1. A Brief History
The original heart had no valves,
So the Classical masters wrote limited notes
For the beats to ignite—before hunting, of course.
Only then did the brave and ungodliest hands—
After poking at lives as one might a fire—
Place their fingers inside instrument’s bloody bell,
And by chance, or some luck, change its pitch.
As suddenly: choruses of bells, hammers, keys in locks.
Fields of garlic sweetened in the ground.
What we thought was lost or broken, we learned,
Had never been given at all. Until now.
The world’s women continue their work of rejoicing,
and the men—pretending nothing had changed—
weep in the dark, afraid of what could happen.
I feel my body was taken from me.
I was once a dirty young man
who thought of a love made wet at the mouth.
Women would call out over me,
would press their ears or lips to my chest
hoping for any echo.
I would give it to them good—
with my ring finger if I could.
I was all piston and hose—
gum and gasket—
tubes of fuel
for the filling—
notches made across my body—
I was slick as a found gun
I made it happen.
My body felt used afterward—
like I had been given a cock
to use it. I laid with them
sometimes for a full minute
before speaking. Often longer
as we caught our breath—
tincture and tubs—

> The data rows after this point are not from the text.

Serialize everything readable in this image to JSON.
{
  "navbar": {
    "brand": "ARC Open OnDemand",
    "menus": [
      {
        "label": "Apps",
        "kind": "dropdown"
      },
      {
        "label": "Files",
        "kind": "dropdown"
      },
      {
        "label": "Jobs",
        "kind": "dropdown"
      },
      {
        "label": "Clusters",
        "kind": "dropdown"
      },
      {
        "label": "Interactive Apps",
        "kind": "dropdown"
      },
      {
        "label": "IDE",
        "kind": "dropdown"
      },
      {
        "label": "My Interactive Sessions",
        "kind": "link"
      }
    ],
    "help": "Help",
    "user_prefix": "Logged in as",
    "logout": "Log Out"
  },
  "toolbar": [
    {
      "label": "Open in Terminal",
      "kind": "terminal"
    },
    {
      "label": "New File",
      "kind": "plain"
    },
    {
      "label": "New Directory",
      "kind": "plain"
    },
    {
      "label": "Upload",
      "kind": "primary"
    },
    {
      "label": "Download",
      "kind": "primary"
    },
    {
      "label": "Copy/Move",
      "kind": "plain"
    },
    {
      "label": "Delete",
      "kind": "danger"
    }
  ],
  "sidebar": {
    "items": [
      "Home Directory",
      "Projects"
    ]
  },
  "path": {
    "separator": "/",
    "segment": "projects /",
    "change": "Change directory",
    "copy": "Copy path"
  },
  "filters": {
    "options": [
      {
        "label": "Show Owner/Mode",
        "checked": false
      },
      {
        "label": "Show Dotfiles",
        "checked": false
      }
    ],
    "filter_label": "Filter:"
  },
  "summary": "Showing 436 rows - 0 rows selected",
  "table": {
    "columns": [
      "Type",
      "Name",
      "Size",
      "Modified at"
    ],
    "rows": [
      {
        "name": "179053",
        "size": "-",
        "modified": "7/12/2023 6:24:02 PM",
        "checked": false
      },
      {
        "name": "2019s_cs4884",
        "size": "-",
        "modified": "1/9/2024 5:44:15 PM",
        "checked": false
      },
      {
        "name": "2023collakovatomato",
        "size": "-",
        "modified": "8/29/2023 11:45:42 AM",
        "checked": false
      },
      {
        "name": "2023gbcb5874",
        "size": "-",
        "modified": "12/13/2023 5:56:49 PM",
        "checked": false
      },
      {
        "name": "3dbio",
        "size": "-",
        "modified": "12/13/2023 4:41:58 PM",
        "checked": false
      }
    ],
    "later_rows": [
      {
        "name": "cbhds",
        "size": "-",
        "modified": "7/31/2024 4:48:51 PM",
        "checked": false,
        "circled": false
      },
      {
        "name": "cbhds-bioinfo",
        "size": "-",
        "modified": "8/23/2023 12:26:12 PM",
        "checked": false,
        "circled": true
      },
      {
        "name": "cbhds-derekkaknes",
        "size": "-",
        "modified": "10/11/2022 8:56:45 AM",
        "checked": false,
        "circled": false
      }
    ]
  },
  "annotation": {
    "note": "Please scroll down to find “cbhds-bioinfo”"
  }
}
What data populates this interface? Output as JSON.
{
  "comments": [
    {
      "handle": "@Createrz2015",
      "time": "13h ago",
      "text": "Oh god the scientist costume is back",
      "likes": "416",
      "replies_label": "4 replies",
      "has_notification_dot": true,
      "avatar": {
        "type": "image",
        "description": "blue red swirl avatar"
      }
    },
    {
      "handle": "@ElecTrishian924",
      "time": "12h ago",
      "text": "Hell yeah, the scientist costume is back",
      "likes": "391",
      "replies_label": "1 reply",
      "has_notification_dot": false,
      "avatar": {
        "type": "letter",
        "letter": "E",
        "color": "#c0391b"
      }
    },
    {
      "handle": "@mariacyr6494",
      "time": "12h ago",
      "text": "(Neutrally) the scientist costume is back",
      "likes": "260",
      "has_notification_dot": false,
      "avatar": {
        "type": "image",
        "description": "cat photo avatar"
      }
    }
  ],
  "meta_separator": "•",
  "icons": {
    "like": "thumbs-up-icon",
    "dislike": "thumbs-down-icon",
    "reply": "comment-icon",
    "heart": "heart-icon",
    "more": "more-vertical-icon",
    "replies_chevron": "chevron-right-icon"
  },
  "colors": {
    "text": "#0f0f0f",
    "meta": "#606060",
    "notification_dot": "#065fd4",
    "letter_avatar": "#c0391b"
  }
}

clamor made of this or that
spent sweat—tincture and
brawn and flask of—
I was a jug of my own blood.
Sometimes I wept over them
it was so good.
. . . Sometimes, in a low field, a silo, cracked from absence, fills with rain—or rather, it leaks slowly, so if it were to go unchecked, the grain would be ruined. Rarely does the musk go unnoticed. But it is possible: the roots release from their wet sheaths, course through the rotting bulge. A syrup thickens in search of air, though there is plenty outside the steel casing.
A bounty where a woman was
shows its pretty face--
so that I can recall, finally,
each particular hinge.
The boy is not lonely in boyhood,
though he wants to trade his body
for beauty. Once he finally wakes,
heart in hand, he can see the world
for everything there is:
Consider the love that is made within
an atom, the general loneliness of fire
and rust as molecules are exchanged.
Did you know that the world is exacting?
: the shadow of the Earth on the moon
is a tight fit. The halo of the sun behind
also. The infinitesimal tides? The span
of a season?
But now when he looks, there is only love
and the bounty of what was born in him.
The miracles he had first seen are lost;
he looks to God for answers he once had.
7. Summary (the invention of love)
then was . . .
only not for Him
. . . until She
left him unsure.
By now, you may be wondering how I lasted.
I, too, wonder where the hollow went
or if there was a hollow
where now is hallowed ground,
bulbs planted in the blood-black earth.
Isn't there enough to keep us dying?
Why now this new death, peeling back
all night as I wait for her to wake.
I was so cool. Oh, how they wanted me
then. In the streets, the girls waited for breasts
for me. I licked my lips as they passed, blushing.
There is not even a hollow surrounding
my vast emptiness. I am full now,
(The rest is thistle and tear
where I was pang and hunt.)
[here the Tin Man speaks of lost landscapes]
[here of women he has loved and unfound]
12. The Nightmare
The gypsy put a penny in her mouth
when the machine was first constructed,
made a game of combing her blood-brown hair
before it, watching it pump a slick mess.
It was a courteous disaster.
no one questioned if it worked.
Piranesi built a fence of clocksong
to contain the wilderness around it:
sorrow-gilt chamber of stairs…
once dismantled it went on ticking.
Only after the girl began to crouch within the apparatus
did the men elect to intervene.
When they pulled her out of there—
mouth full of malice—we soaked her feet
in the dank of fennel as she asked and asked
to oil and crank open the eyelids.